- 2 tablespoons oil
- 1 lb boneless lamb, trimmed
- 2 medium onions, coarsely chopped
- 3 garlic cloves, finely chopped
- 1 teaspoon turmeric
- 1 1⁄2 cups split chickpeas
- 3 tablespoons tomato paste (one 6-oz can )
- 4 cups hot water
- 1 1⁄2 teaspoons salt
- 1⁄4 teaspoon black pepper
- 1 teaspoon cumin
- 1⁄2 teaspoon ginger
- 1⁄4 teaspoon chili
- 1⁄2 teaspoon ground coriander
- 1 tablespoon lime juice
- 1 teaspoon honey
- 3⁄4 cup dried prune, halved
- Dice lamb into 1/4-inch cubes.
- In a medium heavy pot sauté meat in oil, stirring occasionally, until all moisture has evaporated, and meat starts to brown, about 10 minutes.
- Add onion and stir until transparent, about 10 minutes. Add garlic and turmeric in the last minute.
- Meanwhile, boil chickpeas until almost done (about 15 minutes), and drain.

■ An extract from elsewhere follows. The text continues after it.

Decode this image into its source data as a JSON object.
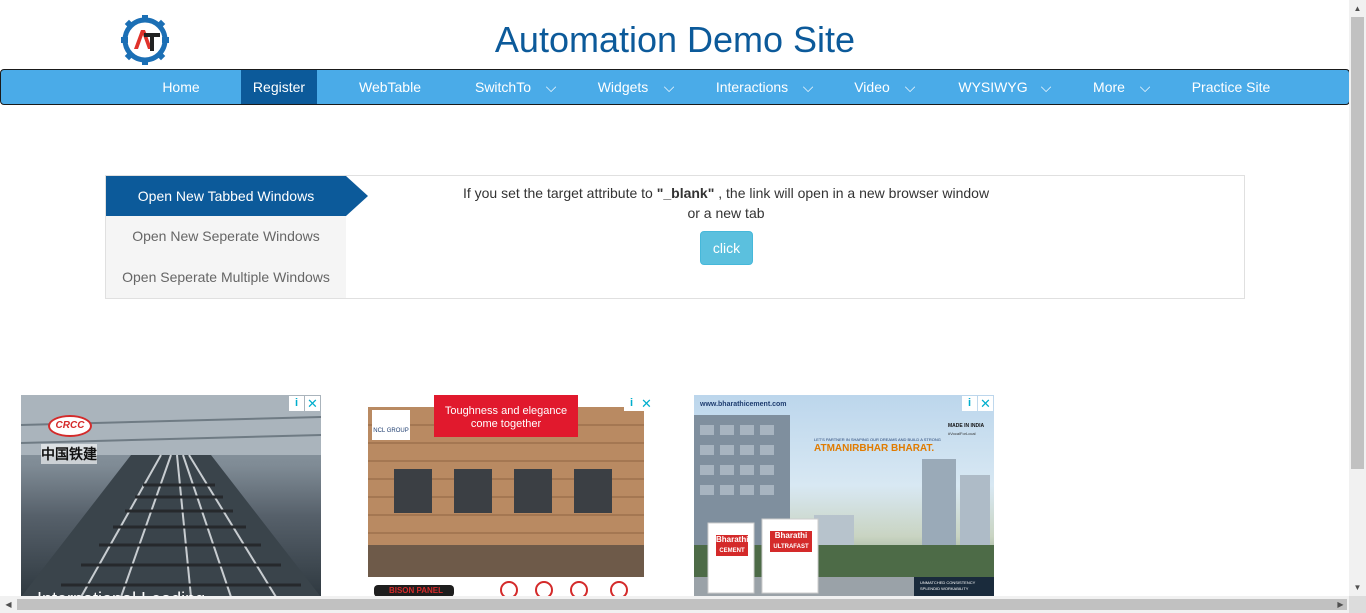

- Add the chickpeas to the pot along with the rest of ingredients. Mix well, making sure there is enough liquid to cover ingredients. Add some more hot water if needed. Bring to a quick boil, then reduce heat to medium-low, and let stew simmer gently, covered, about 45 minutes, or until sauce is nicely thickened. Stir 3 to 4 times while cooking to prevent ingredients from sticking to the bottom of the pot. Sauce of this stew should be thicker in consistency than that of regular stews.
- This stew is particularly delicious with white rice and fresh radish and radish leaves.